══ DATA TO USE

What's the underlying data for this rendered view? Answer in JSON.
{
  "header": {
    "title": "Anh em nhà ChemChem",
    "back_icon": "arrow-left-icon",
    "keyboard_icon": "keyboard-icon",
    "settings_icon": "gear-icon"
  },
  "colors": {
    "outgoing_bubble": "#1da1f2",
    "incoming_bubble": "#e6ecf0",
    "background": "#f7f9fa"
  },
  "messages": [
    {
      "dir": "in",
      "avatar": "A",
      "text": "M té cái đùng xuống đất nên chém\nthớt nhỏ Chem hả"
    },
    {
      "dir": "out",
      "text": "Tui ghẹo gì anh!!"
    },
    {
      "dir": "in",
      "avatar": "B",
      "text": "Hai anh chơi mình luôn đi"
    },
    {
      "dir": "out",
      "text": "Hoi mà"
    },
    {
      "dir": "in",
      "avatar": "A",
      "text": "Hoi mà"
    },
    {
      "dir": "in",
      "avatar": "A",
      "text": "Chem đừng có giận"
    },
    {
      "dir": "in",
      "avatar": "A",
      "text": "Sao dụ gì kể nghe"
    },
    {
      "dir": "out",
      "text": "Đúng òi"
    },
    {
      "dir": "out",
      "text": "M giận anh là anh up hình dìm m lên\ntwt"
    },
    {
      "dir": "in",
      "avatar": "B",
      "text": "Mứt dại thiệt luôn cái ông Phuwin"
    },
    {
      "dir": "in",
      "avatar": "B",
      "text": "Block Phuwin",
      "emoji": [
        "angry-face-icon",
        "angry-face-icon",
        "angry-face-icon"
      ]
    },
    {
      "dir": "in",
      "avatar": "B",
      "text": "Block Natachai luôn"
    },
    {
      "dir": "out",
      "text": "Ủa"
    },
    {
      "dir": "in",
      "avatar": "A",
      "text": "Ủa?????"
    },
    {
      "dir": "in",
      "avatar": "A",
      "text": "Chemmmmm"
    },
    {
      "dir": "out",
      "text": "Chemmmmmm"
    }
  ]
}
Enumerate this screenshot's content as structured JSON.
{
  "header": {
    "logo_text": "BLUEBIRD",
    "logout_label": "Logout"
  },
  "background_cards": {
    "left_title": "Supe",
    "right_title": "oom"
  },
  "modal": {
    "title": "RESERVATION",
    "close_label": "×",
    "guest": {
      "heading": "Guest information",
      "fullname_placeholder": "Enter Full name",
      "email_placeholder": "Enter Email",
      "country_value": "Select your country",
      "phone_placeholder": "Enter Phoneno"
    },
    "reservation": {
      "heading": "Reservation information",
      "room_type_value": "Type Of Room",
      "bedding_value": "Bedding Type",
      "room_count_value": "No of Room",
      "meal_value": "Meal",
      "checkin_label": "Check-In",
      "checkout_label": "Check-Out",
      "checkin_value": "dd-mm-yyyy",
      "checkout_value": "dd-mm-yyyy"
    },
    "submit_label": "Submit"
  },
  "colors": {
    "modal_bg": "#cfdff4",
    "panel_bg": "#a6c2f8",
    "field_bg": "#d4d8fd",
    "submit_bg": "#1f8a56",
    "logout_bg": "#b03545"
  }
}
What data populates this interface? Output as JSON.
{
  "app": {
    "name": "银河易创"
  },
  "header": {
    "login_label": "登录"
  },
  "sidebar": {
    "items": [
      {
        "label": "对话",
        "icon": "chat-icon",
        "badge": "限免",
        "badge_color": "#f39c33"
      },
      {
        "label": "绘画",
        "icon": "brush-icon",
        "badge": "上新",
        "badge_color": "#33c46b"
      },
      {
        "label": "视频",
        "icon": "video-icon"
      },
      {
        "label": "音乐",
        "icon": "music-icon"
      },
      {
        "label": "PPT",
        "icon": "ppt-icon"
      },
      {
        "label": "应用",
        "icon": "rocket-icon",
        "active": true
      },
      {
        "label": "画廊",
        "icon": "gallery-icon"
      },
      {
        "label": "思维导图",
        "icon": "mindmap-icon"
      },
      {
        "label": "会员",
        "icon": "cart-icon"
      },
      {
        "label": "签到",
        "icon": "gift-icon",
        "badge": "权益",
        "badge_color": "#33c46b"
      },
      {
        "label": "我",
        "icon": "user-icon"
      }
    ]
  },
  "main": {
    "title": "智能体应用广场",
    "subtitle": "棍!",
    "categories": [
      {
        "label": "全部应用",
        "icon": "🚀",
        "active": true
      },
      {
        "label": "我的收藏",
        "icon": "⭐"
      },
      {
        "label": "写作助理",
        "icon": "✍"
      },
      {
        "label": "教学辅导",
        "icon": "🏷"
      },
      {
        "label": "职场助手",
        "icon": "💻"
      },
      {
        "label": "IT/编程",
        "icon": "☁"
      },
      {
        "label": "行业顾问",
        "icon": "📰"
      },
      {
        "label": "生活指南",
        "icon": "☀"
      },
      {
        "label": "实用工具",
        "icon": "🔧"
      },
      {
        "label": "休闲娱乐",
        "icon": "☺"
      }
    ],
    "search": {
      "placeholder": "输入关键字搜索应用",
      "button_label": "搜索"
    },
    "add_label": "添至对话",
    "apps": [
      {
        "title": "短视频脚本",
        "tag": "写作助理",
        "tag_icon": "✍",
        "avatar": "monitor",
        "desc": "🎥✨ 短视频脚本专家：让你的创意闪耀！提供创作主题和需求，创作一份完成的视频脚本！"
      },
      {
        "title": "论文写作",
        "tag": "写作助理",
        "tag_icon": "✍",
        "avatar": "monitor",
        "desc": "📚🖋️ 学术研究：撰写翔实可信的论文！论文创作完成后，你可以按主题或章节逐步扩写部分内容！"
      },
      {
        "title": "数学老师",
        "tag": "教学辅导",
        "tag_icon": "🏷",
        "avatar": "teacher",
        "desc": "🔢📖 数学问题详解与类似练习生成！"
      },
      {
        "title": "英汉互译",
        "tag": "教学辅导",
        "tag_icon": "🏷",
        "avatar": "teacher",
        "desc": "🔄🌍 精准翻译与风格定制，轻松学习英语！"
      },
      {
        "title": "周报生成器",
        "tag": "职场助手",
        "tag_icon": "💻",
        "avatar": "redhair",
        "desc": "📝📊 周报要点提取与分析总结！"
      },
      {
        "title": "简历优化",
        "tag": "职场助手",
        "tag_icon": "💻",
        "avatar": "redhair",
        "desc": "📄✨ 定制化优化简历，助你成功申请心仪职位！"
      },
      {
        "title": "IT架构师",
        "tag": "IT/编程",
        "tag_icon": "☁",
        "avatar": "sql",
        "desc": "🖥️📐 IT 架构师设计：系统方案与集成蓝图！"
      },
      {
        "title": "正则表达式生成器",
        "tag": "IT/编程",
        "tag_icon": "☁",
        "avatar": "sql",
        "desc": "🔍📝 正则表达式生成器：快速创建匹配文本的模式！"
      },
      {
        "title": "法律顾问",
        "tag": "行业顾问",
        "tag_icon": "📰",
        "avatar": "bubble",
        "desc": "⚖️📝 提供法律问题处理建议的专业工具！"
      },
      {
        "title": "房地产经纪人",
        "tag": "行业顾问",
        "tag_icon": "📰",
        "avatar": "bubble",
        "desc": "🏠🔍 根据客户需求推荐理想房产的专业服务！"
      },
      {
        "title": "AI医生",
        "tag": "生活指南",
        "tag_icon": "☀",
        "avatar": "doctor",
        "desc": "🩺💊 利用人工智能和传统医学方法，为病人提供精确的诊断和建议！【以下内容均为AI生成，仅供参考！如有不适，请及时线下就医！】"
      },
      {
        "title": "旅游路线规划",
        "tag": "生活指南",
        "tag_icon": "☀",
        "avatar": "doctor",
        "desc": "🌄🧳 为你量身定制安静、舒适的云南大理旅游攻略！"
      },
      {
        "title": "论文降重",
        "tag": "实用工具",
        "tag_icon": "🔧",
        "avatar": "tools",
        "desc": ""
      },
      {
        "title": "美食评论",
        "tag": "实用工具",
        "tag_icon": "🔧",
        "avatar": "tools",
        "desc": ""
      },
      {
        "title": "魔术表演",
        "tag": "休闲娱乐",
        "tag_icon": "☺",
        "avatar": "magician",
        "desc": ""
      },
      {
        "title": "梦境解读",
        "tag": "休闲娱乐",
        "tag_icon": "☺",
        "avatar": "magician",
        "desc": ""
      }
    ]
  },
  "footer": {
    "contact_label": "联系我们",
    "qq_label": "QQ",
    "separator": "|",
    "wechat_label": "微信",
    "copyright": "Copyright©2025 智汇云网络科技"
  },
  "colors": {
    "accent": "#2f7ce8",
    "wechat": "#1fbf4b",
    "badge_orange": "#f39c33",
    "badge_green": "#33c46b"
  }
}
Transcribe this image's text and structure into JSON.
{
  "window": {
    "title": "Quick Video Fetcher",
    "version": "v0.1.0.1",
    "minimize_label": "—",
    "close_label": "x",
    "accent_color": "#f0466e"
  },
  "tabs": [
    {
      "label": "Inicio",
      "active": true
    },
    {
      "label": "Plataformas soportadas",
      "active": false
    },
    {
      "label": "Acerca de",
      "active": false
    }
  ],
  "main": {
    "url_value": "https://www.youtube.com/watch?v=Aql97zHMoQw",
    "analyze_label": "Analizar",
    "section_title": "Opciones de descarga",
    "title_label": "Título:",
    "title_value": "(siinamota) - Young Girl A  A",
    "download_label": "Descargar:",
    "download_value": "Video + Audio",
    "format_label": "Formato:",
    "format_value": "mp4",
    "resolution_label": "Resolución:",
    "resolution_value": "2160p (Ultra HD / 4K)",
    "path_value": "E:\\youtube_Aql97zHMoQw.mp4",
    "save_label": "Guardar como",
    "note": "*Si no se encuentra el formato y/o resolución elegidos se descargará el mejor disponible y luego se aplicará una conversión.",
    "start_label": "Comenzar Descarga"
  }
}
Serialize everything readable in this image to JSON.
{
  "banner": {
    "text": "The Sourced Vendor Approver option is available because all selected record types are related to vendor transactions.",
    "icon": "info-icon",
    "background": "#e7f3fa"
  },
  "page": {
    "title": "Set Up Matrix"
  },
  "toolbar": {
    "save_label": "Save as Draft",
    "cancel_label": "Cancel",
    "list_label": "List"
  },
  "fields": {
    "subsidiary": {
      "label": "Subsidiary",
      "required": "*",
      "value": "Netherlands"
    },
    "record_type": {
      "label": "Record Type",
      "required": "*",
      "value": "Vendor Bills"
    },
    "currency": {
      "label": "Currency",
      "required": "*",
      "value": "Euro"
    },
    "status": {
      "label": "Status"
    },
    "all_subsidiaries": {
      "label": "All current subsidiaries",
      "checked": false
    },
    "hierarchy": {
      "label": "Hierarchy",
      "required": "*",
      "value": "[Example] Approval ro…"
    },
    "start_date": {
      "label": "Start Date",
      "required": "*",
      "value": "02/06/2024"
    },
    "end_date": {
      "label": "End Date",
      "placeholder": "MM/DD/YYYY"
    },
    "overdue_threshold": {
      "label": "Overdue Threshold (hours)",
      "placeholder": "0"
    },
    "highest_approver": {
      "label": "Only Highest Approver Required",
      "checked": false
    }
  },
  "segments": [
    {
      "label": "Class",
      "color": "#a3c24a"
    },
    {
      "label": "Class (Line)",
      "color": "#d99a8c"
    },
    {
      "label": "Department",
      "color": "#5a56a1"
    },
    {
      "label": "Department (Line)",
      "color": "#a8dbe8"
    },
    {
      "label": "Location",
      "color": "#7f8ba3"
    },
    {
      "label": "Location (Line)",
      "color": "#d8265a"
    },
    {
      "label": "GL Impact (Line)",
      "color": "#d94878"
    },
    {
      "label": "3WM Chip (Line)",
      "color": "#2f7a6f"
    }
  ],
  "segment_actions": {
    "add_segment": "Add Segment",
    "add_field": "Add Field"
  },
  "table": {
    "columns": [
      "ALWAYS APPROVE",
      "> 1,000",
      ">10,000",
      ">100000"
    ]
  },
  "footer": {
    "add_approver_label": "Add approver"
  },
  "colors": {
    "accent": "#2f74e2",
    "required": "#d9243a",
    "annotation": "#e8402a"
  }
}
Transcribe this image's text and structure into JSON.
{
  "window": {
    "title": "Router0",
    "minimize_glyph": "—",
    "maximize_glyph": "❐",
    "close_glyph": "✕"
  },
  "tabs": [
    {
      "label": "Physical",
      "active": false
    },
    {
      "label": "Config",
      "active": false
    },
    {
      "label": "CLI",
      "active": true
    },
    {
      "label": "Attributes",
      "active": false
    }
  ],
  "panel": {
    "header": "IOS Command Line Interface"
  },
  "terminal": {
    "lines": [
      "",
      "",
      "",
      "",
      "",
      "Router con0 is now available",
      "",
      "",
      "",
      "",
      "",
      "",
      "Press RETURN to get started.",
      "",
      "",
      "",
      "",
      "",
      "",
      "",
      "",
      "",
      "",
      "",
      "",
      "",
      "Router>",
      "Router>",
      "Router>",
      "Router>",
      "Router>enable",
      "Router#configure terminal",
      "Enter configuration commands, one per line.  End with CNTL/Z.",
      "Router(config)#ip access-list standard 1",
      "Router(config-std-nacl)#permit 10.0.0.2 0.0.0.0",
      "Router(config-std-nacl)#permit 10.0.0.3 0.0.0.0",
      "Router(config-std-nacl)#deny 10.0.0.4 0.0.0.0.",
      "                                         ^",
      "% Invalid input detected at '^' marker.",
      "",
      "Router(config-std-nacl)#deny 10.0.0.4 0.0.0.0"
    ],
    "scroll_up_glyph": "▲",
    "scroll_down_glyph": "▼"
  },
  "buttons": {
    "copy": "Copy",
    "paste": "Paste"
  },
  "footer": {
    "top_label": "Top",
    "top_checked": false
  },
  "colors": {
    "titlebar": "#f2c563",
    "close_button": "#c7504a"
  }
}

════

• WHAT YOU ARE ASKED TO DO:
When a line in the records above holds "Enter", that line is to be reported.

• SOLVED PROBLEM:
      "fullname_placeholder": "Enter Full name",
      "email_placeholder": "Enter Email",
      "phone_placeholder": "Enter Phoneno"
      "Enter configuration commands, one per line.  End with CNTL/Z.",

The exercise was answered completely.